What is required:
Every line below that holds the word "name" must be listed.

Listed records:
- Opening Delimiter -

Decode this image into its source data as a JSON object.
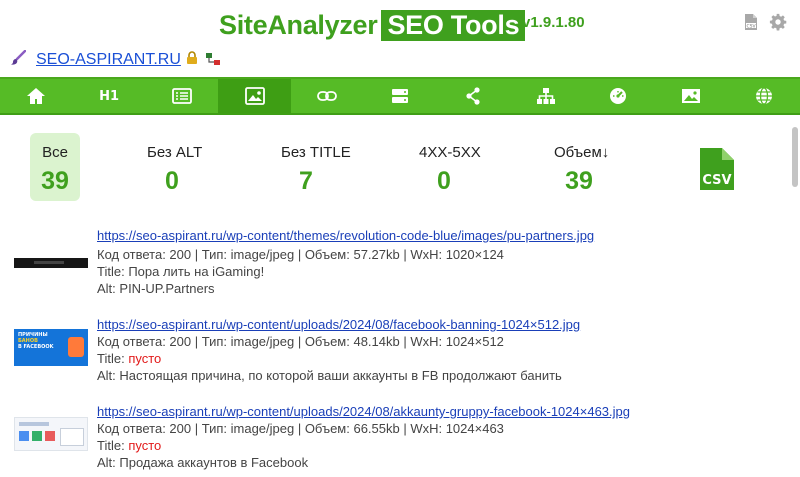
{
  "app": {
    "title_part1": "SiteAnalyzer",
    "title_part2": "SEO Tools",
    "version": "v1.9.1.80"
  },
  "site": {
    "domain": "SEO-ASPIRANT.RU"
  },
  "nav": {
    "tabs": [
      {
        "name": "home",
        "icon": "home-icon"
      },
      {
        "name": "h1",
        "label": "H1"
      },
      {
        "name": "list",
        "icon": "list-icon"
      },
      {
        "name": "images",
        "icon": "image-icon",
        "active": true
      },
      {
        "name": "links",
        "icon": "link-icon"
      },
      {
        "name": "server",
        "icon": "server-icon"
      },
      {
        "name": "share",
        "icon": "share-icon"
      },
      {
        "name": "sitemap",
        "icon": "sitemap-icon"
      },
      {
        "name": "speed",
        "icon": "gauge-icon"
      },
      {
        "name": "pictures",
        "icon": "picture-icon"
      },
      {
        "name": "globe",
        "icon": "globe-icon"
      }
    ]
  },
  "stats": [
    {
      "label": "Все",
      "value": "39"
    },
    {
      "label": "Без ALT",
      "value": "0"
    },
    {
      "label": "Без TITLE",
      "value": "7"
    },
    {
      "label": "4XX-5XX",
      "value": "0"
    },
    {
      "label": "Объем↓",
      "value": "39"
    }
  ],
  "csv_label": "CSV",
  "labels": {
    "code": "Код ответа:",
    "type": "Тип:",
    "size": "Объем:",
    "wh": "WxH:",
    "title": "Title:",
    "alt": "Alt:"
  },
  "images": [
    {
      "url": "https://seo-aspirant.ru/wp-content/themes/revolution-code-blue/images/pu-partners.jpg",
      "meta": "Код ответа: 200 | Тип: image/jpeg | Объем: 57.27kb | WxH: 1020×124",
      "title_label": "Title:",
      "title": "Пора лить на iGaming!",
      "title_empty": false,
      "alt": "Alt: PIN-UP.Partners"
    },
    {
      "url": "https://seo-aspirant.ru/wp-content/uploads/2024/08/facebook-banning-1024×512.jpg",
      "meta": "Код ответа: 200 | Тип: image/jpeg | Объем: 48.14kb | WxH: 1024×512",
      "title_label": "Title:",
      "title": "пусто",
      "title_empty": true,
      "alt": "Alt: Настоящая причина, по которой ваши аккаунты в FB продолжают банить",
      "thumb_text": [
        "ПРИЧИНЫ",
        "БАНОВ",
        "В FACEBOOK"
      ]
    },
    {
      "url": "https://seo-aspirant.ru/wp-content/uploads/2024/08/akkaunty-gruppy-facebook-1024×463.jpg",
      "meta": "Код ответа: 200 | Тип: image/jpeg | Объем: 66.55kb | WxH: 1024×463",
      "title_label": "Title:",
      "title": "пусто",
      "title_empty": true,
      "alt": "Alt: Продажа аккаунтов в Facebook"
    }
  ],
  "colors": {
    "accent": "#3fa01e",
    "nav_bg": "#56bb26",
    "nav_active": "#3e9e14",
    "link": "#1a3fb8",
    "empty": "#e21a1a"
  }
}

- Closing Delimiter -
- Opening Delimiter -

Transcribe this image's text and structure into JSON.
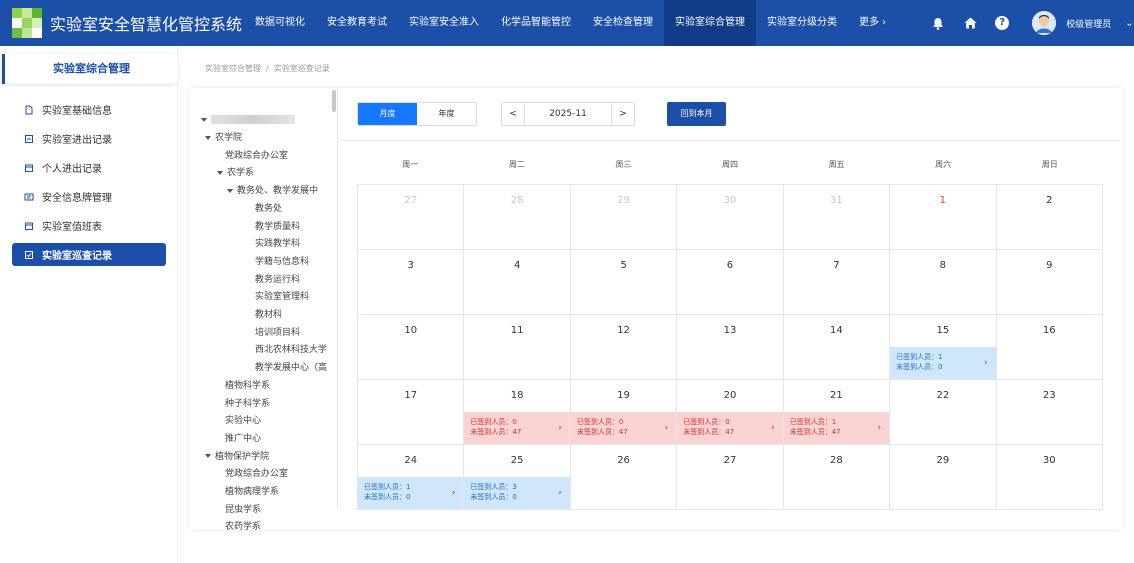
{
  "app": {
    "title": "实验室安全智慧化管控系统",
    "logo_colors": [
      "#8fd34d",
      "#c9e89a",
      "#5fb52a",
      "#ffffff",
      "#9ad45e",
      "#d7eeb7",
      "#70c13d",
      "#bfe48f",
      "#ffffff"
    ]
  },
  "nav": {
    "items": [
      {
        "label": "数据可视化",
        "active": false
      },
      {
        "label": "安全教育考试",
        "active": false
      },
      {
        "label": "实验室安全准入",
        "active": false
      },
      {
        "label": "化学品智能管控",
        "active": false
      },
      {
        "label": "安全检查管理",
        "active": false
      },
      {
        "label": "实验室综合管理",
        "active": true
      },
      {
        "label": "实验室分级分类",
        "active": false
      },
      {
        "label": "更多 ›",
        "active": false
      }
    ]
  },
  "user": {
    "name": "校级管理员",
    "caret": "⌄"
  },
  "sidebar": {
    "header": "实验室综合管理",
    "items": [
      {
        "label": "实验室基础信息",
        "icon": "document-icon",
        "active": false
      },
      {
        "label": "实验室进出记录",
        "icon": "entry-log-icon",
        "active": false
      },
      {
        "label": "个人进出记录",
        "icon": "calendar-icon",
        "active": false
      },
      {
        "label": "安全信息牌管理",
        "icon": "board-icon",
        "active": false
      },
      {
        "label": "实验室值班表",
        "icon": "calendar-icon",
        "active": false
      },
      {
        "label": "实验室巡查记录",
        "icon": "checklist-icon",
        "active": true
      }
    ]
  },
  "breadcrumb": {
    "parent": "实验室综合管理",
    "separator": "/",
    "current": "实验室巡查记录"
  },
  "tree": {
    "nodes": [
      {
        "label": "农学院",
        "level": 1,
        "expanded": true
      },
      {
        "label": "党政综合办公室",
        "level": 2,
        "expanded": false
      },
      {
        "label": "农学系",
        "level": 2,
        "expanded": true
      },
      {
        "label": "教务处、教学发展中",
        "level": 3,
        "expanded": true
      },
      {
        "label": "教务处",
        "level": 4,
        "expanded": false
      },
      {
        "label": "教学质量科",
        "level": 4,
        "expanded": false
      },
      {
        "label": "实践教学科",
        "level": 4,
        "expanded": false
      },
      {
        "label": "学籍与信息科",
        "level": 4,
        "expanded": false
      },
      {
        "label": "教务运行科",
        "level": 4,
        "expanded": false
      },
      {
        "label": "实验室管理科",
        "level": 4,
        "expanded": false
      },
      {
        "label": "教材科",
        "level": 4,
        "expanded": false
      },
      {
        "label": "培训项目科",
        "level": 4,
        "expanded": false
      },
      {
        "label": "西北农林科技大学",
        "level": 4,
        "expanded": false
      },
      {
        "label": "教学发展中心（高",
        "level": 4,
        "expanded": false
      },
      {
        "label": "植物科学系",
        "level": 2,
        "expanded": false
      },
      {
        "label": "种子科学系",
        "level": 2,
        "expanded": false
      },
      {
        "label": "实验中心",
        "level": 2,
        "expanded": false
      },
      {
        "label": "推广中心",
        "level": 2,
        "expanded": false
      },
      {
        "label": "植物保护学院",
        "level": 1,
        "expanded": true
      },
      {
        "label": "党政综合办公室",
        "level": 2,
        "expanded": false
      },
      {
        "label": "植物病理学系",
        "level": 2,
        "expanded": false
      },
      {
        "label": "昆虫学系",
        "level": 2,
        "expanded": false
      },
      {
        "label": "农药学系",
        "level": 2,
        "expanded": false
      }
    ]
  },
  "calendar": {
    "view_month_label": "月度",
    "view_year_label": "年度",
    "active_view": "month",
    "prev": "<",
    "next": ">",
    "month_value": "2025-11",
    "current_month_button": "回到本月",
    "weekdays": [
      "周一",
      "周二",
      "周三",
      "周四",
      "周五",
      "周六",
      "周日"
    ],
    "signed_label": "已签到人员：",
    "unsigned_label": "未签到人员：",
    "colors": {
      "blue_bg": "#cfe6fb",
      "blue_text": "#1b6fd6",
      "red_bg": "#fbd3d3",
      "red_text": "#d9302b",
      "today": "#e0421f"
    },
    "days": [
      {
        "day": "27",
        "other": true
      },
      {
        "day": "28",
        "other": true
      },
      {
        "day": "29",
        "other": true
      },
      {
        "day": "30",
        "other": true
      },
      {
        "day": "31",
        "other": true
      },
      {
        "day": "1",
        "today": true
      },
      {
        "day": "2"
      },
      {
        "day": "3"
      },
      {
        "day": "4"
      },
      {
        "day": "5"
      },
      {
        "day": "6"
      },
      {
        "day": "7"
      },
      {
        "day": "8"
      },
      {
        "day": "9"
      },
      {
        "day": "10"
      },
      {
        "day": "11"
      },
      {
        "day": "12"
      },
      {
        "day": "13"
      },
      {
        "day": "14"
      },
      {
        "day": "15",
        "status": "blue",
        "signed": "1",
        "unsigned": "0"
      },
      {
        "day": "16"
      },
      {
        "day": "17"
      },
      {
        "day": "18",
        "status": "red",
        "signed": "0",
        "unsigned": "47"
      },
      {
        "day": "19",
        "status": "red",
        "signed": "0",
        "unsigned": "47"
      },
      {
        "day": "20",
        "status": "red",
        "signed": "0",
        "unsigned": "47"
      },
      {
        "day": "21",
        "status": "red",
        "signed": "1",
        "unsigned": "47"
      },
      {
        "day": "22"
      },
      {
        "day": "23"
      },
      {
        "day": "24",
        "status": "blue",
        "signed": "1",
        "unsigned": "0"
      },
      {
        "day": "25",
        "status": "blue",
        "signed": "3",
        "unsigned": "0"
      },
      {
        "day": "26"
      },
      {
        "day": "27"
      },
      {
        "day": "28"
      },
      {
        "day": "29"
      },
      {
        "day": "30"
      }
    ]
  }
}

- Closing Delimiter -

Response area:
        "name": "home",
        "name": "h1",
        "name": "list",
        "name": "images",
        "name": "links",
        "name": "server",
        "name": "share",
        "name": "sitemap",
        "name": "speed",
        "name": "pictures",
        "name": "globe",
    "name": "校级管理员",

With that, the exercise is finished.